Ever had an issue playing Playstation with a buddy and battled over who controls the main menu?
Now imagine playing that with 75 thousand others at a time. This is exactly happening over at Twitch Plays Pokemon. Players input their moves in the chat box on the left.
As you’ll see, anarchy reigns over democracy!
I wonder if the pit crew would be just as enthusiastic about changing the tyres on my Honda Civic. The Ferrari crew are in and out in just over two seconds. Talk about a well oiled machine!
Here’s another video from Mercedes AMG. Again in and out in about two seconds, this time from a bunch of different angles. This one goes on for about 5 minutes so a quick warning: If you’re watching this in a public place please turn down the volume! The mosquito-like buzz of the engine might get you squished too!
Beautiful New Zealand.
From this vantage point you can see all the way from my birthplace, Paraparaumu on the west coast of the North island, to Christchurch where I learnt all I know about Space, Astrophysics and the universe at the University of Canterbury
Commander Chris Hadfield spoke to the BBC about the beauty of New Zealand from this very vantage point:
" The wine country of the South Island, and the North end of New Zealand - it just looks so beautiful"
"After you’ve crossed New Zealand you have a long passage across the pacific… gosh, it takes almost half an hour to cross the pacific - so looking at New Zealand, it’s just beautiful."
Oh how I love this.
Turning down Cornell to instead choose Harvard - I think we all wish we could do that! I admire both Neil deGrasse Tyson and Carl Sagan for their immeasurable contribution to science communication. Only yesterday was I talking about these guys to my father as we gazed at the stars.
I can’t wait for Neil’s remake of Sagan’s Cosmos, which airs in the US March 9th.
The original belongs to the The Seth Macfarlane Collection of the Carl Sagan and Ann Druyan Archive at the Library of Congress. Macfarlane, famous for Family Guy, Ted and Oscars fame, is a long time cosmos fan producing the New Cosmos series.
How Do Batteries Work?
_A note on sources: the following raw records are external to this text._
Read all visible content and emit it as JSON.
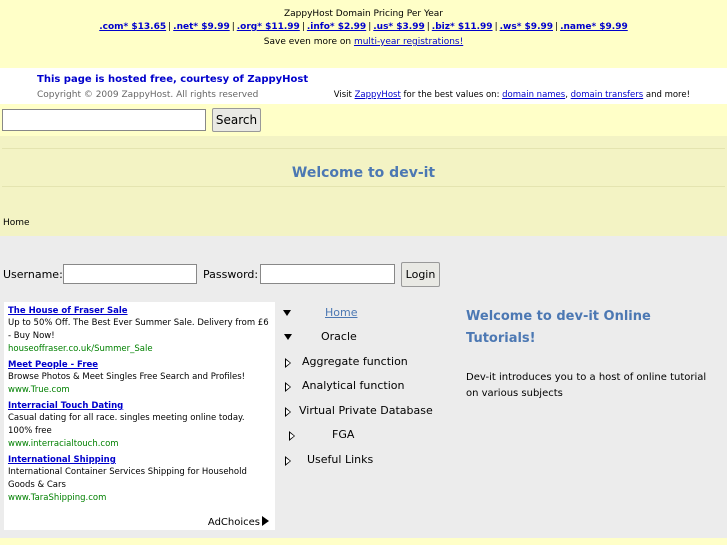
{
  "banner": {
    "title": "ZappyHost Domain Pricing Per Year",
    "prices": [
      ".com* $13.65",
      ".net* $9.99",
      ".org* $11.99",
      ".info* $2.99",
      ".us* $3.99",
      ".biz* $11.99",
      ".ws* $9.99",
      ".name* $9.99"
    ],
    "separator": "|",
    "save_prefix": "Save even more on ",
    "save_link": "multi-year registrations!"
  },
  "host_strip": {
    "hosted_text": "This page is hosted free, courtesy of ZappyHost",
    "copyright": "Copyright © 2009 ZappyHost. All rights reserved",
    "visit_prefix": "Visit ",
    "visit_link": "ZappyHost",
    "visit_middle": " for the best values on: ",
    "link_domain_names": "domain names",
    "comma": ", ",
    "link_domain_transfers": "domain transfers",
    "visit_suffix": " and more!"
  },
  "search": {
    "value": "",
    "button_label": "Search"
  },
  "site": {
    "title": "Welcome to dev-it",
    "breadcrumb": "Home"
  },
  "login": {
    "username_label": "Username:",
    "password_label": "Password:",
    "username_value": "",
    "password_value": "",
    "button_label": "Login"
  },
  "ads": [
    {
      "title": "The House of Fraser Sale",
      "desc": "Up to 50% Off. The Best Ever Summer Sale. Delivery from £6 - Buy Now!",
      "url": "houseoffraser.co.uk/Summer_Sale"
    },
    {
      "title": "Meet People - Free",
      "desc": "Browse Photos & Meet Singles Free Search and Profiles!",
      "url": "www.True.com"
    },
    {
      "title": "Interracial Touch Dating",
      "desc": "Casual dating for all race. singles meeting online today. 100% free",
      "url": "www.interracialtouch.com"
    },
    {
      "title": "International Shipping",
      "desc": "International Container Services Shipping for Household Goods & Cars",
      "url": "www.TaraShipping.com"
    }
  ],
  "adchoices_label": "AdChoices",
  "nav": {
    "items": [
      {
        "label": "Home",
        "link": true
      },
      {
        "label": "Oracle",
        "link": false
      },
      {
        "label": "Aggregate function",
        "link": false
      },
      {
        "label": "Analytical function",
        "link": false
      },
      {
        "label": "Virtual Private Database",
        "link": false
      },
      {
        "label": "FGA",
        "link": false
      },
      {
        "label": "Useful Links",
        "link": false
      }
    ]
  },
  "content": {
    "title": "Welcome to dev-it Online Tutorials!",
    "text": "Dev-it introduces you to a host of online tutorial on various subjects"
  },
  "colors": {
    "page_bg": "#ffffc8",
    "link_blue": "#0000cc",
    "heading_blue": "#4c78b3",
    "ad_url_green": "#008000",
    "main_bg": "#ececec"
  }
}
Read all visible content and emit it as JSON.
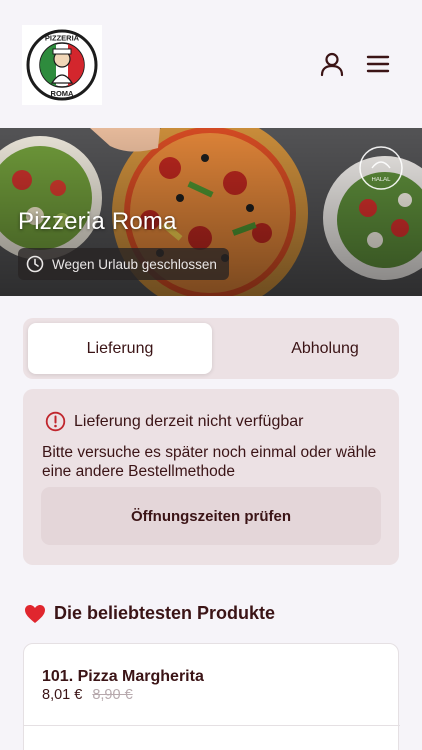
{
  "header": {
    "logo": {
      "top_text": "PIZZERIA",
      "bottom_text": "ROMA",
      "icon": "pizzeria-roma-logo"
    },
    "user_icon": "user-icon",
    "menu_icon": "hamburger-menu-icon"
  },
  "hero": {
    "title": "Pizzeria Roma",
    "status_icon": "clock-icon",
    "status": "Wegen Urlaub geschlossen",
    "halal_badge": "HALAL"
  },
  "order_mode": {
    "tabs": [
      {
        "label": "Lieferung",
        "active": true
      },
      {
        "label": "Abholung",
        "active": false
      }
    ]
  },
  "notice": {
    "icon": "info-icon",
    "title": "Lieferung derzeit nicht verfügbar",
    "body": "Bitte versuche es später noch einmal oder wähle eine andere Bestellmethode",
    "button_label": "Öffnungszeiten prüfen"
  },
  "popular": {
    "icon": "heart-icon",
    "title": "Die beliebtesten Produkte",
    "products": [
      {
        "name": "101. Pizza Margherita",
        "price": "8,01 €",
        "old_price": "8,90 €"
      }
    ]
  },
  "colors": {
    "brand_text": "#3b1416",
    "panel_bg": "#ece1e4",
    "page_bg": "#f6f4f9",
    "alert_red": "#c0262d"
  }
}
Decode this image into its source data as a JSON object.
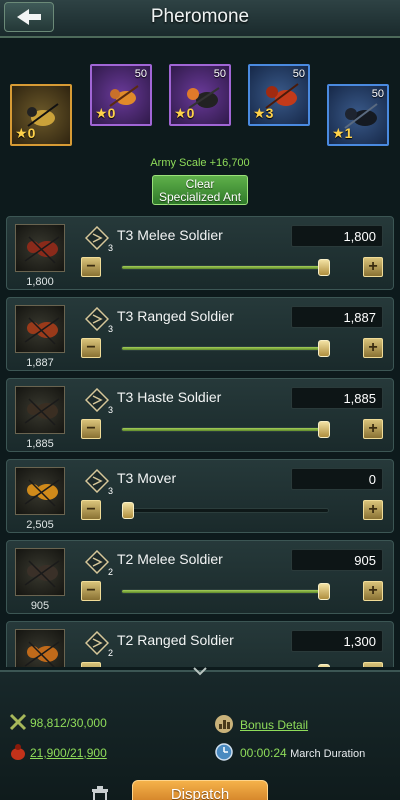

I had a request from an anon, so here goes. The first thing we need to know about batteries is that in essence what they’re doing is converting stored chemical energy into electrical energy. They do this by a series of reduction-oxidation reactions (redox). The first step involves the positively charged anode (anodes attract negatively charged ions called anions), at the anode electrons are moved from the electrolyte into the anode where they generate a voltage (which is a potential difference between energies at 2 points) and electromotive force. This is the oxidation step of the reaction. The electrolyte then converts into another compound or simply changes oxidation state. The electrons meanwhile go about their business and do whatever work they have to do before flowing into the cathode of the battery. At the cathode the corresponding reduction reaction occurs, quite separately to the oxidation component. Here electrons flow from the cathode into the second electrolyte which undergoes another chemical change. To complete the circuit some exchange of ions has to occur to make sure the flow continues, this is usually mediated by a salt bridge which connects the two electrolytes. Hope that helps!
Posted by fuckyeahfluiddynamics
Fluid dynamics appear at all kinds of scales.
The animation above shows two comets, Encke and ISON, on their recent approaches toward the sun.
The darker wisps emanating from the right side of the image are part of the solar wind, a plasma stream continuously emitted by the sun's upper atmosphere. Although the solar wind is very rarefied by terrestrial standards, its density is sufficient to whip the comets’ tails of gas and dust from side-to-side.
Scientists use images like these to learn more about the structure of the solar wind based on its interaction with the comets.
(Image credit: K. Battams/NASA/STEREO/CIOC; submitted by John C)
I Jake Louis Milne do solemly swear to waste the entirety of my designed study time to watching the pitch drop experiment. For science. Not procrastination.
Join me on the ninth watch here: http://www.theninthwatch.com
I said it’s not procrastination alright?!?